DATA RECORDS →
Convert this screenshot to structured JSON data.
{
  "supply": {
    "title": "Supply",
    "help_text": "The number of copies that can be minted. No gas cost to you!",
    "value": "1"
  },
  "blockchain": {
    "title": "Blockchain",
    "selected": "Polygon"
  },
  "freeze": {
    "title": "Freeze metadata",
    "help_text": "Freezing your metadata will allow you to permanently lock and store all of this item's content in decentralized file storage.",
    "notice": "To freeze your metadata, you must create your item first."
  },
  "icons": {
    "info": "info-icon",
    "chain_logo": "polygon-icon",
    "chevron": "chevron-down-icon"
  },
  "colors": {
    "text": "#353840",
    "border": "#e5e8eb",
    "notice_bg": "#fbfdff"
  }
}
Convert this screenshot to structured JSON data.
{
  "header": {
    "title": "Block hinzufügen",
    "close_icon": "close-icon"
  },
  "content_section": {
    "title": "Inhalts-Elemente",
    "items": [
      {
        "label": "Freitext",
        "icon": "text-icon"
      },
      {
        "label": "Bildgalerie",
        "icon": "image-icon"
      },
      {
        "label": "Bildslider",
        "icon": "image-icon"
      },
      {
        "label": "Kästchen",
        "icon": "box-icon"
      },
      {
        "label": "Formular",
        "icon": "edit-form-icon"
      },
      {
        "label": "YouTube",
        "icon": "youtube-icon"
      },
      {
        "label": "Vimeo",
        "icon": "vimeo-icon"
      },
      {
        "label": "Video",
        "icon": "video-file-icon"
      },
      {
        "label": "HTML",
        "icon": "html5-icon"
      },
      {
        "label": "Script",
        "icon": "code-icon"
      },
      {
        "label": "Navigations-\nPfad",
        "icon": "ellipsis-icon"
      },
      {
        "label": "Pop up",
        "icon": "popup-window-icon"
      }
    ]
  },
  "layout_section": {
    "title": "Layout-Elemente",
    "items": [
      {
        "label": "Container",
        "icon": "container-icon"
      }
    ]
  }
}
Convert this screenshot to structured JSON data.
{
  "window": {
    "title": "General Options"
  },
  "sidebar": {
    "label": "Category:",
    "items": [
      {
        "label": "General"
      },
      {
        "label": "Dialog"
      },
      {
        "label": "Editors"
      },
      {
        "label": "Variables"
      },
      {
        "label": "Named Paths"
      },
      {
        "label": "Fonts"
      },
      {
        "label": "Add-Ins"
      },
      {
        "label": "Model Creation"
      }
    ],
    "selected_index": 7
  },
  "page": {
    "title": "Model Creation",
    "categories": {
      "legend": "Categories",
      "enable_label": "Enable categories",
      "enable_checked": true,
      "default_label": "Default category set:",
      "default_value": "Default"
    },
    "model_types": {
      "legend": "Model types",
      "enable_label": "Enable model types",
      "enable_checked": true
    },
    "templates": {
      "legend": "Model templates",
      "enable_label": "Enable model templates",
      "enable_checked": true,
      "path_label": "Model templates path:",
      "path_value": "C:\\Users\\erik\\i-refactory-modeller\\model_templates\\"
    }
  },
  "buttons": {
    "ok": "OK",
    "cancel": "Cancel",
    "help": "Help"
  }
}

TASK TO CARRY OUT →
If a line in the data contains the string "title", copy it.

SOLUTION FOR THIS PROBLEM →
    "title": "Supply",
    "title": "Blockchain",
    "title": "Freeze metadata",
    "title": "Block hinzufügen",
    "title": "Inhalts-Elemente",
    "title": "Layout-Elemente",
    "title": "General Options"
    "title": "Model Creation",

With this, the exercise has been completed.